The ownership trends are worrisome because homeowners can tap the equity in their homes by borrowing against it or by downsizing. Moreover, owners enjoy greater housing security and more predictable housing costs than do renters.

The researchers at Harvard also found that a growing share of older households are carrying mortgage debt, or that they are burdened by their housing costs — which the center defines as paying more than half of income for housing.

“Many of the indicators have not improved since the recession — and in fact many have become more negative,” says Jennifer Molinsky, a senior research associate at the center.

Social Security: Net benefits are down

Social Security remains the linchpin of retirement security for most Americans 10 years after the crash — but the value of benefits has fallen during this decade, and will fall further in the years ahead.

That has nothing to do with economic cycles. Changes enacted in 1983 are gradually pushing up the program’s full retirement age — that is, the age when claiming gets you 100 percent of your earned benefit. That age is gradually increasing to 67 for workers born in 1960 or later.

A higher retirement age acts as a benefit cut, since it raises the bar for receiving full benefits.

Net benefits are shrinking further because of rising Medicare Part B premiums, which typically are deducted from benefits.
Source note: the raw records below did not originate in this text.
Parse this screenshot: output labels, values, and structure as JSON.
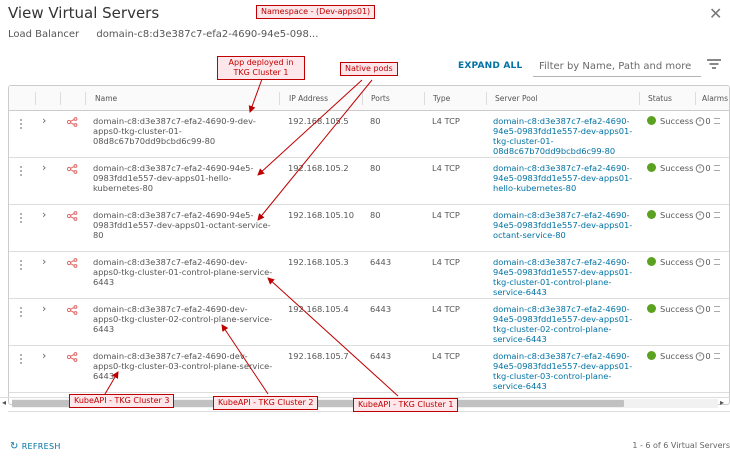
{
  "dialog": {
    "title": "View Virtual Servers",
    "close_icon": "close-icon",
    "load_balancer_label": "Load Balancer",
    "load_balancer_value": "domain-c8:d3e387c7-efa2-4690-94e5-098..."
  },
  "toolbar": {
    "expand_all_label": "EXPAND ALL",
    "filter_placeholder": "Filter by Name, Path and more",
    "filter_icon": "filter-icon"
  },
  "columns": {
    "name": "Name",
    "ip": "IP Address",
    "ports": "Ports",
    "type": "Type",
    "pool": "Server Pool",
    "status": "Status",
    "alarms": "Alarms"
  },
  "rows": [
    {
      "name": "domain-c8:d3e387c7-efa2-4690-9-dev-apps0-tkg-cluster-01-08d8c67b70dd9bcbd6c99-80",
      "ip": "192.168.105.5",
      "ports": "80",
      "type": "L4 TCP",
      "pool": "domain-c8:d3e387c7-efa2-4690-94e5-0983fdd1e557-dev-apps01-tkg-cluster-01-08d8c67b70dd9bcbd6c99-80",
      "status": "Success",
      "alarms": "0"
    },
    {
      "name": "domain-c8:d3e387c7-efa2-4690-94e5-0983fdd1e557-dev-apps01-hello-kubernetes-80",
      "ip": "192.168.105.2",
      "ports": "80",
      "type": "L4 TCP",
      "pool": "domain-c8:d3e387c7-efa2-4690-94e5-0983fdd1e557-dev-apps01-hello-kubernetes-80",
      "status": "Success",
      "alarms": "0"
    },
    {
      "name": "domain-c8:d3e387c7-efa2-4690-94e5-0983fdd1e557-dev-apps01-octant-service-80",
      "ip": "192.168.105.10",
      "ports": "80",
      "type": "L4 TCP",
      "pool": "domain-c8:d3e387c7-efa2-4690-94e5-0983fdd1e557-dev-apps01-octant-service-80",
      "status": "Success",
      "alarms": "0"
    },
    {
      "name": "domain-c8:d3e387c7-efa2-4690-dev-apps0-tkg-cluster-01-control-plane-service-6443",
      "ip": "192.168.105.3",
      "ports": "6443",
      "type": "L4 TCP",
      "pool": "domain-c8:d3e387c7-efa2-4690-94e5-0983fdd1e557-dev-apps01-tkg-cluster-01-control-plane-service-6443",
      "status": "Success",
      "alarms": "0"
    },
    {
      "name": "domain-c8:d3e387c7-efa2-4690-dev-apps0-tkg-cluster-02-control-plane-service-6443",
      "ip": "192.168.105.4",
      "ports": "6443",
      "type": "L4 TCP",
      "pool": "domain-c8:d3e387c7-efa2-4690-94e5-0983fdd1e557-dev-apps01-tkg-cluster-02-control-plane-service-6443",
      "status": "Success",
      "alarms": "0"
    },
    {
      "name": "domain-c8:d3e387c7-efa2-4690-dev-apps0-tkg-cluster-03-control-plane-service-6443",
      "ip": "192.168.105.7",
      "ports": "6443",
      "type": "L4 TCP",
      "pool": "domain-c8:d3e387c7-efa2-4690-94e5-0983fdd1e557-dev-apps01-tkg-cluster-03-control-plane-service-6443",
      "status": "Success",
      "alarms": "0"
    }
  ],
  "footer": {
    "refresh_label": "REFRESH",
    "page_count": "1 - 6 of 6 Virtual Servers"
  },
  "annotations": {
    "namespace": "Namespace - (Dev-apps01)",
    "tkg_app": "App deployed in TKG Cluster 1",
    "native_pods": "Native pods",
    "kubeapi_3": "KubeAPI - TKG Cluster 3",
    "kubeapi_2": "KubeAPI - TKG Cluster 2",
    "kubeapi_1": "KubeAPI - TKG Cluster 1"
  },
  "colors": {
    "link": "#0072a3",
    "success": "#5aa220",
    "annotation_border": "#c00000",
    "annotation_fill": "#fde7ea"
  }
}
What’s more, a rising number of Social Security claimants owe income taxes on at least part of their benefits.

The Center for Retirement Research calculates that an average earner retiring at age 65 could expect to replace 37 percent of pre-retirement income in 2010; that dropped to 35 percent in 2018 and will fall to 29 percent in 2035.